## [WHAT TO WORK ON]
Read the records below. Copy each line where the string "name" occurs.

## [MATERIAL TO PROCESS]
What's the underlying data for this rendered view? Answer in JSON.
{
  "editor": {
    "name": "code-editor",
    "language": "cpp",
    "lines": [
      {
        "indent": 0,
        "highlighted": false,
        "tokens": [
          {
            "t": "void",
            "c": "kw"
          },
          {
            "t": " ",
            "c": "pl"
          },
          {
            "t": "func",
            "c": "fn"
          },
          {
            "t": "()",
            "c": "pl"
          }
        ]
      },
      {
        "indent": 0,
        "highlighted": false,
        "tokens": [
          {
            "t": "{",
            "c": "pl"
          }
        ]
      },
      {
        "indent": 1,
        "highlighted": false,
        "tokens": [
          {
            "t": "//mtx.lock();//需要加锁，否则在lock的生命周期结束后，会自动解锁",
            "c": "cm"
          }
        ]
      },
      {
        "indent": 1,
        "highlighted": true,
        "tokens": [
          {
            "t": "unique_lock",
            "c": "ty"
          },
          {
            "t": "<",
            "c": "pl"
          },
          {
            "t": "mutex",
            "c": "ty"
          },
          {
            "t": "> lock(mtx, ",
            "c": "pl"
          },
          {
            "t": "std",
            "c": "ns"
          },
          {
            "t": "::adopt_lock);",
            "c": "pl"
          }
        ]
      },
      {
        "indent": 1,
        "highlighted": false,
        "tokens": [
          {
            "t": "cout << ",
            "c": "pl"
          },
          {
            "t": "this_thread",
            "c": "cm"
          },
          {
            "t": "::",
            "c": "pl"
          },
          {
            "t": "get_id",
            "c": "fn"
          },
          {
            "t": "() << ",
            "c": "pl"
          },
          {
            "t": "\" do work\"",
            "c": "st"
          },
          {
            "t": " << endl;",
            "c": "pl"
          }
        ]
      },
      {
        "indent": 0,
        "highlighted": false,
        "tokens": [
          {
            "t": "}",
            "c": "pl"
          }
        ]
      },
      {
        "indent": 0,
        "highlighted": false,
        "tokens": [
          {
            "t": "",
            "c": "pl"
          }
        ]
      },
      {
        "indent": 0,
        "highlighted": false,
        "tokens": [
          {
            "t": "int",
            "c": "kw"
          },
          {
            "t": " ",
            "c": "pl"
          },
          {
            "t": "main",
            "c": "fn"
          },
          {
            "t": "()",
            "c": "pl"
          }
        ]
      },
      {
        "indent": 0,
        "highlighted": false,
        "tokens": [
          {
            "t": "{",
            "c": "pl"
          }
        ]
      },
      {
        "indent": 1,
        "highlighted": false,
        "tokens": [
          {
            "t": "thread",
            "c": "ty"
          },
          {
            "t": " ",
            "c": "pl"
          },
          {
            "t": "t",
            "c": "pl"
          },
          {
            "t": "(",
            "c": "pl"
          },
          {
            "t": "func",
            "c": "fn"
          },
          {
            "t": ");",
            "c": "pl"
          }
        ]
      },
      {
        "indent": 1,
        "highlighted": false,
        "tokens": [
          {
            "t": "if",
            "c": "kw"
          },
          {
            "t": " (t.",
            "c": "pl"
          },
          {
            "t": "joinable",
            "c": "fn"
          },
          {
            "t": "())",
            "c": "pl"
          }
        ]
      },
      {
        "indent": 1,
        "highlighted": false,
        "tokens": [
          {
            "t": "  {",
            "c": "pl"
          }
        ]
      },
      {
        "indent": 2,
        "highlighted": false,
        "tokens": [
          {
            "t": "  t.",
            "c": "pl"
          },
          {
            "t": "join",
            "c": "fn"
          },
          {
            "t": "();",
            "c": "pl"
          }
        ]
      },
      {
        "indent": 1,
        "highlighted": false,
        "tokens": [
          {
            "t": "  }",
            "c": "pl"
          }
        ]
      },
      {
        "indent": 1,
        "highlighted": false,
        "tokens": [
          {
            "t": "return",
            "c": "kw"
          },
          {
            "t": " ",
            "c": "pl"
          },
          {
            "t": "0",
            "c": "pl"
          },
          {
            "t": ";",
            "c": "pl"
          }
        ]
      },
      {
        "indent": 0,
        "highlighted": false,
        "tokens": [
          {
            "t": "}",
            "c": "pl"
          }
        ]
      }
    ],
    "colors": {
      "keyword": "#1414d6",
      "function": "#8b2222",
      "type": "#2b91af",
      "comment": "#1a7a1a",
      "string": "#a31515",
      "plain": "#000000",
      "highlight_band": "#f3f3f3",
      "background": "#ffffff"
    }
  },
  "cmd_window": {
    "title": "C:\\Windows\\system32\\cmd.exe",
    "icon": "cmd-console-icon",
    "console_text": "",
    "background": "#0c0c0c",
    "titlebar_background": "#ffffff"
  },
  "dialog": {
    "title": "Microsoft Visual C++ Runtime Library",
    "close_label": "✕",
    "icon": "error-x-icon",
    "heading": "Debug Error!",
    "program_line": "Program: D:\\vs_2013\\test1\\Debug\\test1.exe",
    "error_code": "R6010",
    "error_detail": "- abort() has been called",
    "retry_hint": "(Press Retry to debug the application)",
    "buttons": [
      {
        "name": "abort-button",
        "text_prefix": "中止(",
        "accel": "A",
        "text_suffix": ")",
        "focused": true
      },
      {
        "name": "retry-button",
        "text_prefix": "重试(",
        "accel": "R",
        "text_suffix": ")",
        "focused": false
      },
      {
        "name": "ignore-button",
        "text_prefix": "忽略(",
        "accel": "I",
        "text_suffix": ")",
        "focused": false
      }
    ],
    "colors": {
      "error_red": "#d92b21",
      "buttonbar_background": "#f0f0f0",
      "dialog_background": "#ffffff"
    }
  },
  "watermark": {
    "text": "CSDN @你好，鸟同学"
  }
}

## [RESULT]
    "name": "code-editor",
        "name": "abort-button",
        "name": "retry-button",
        "name": "ignore-button",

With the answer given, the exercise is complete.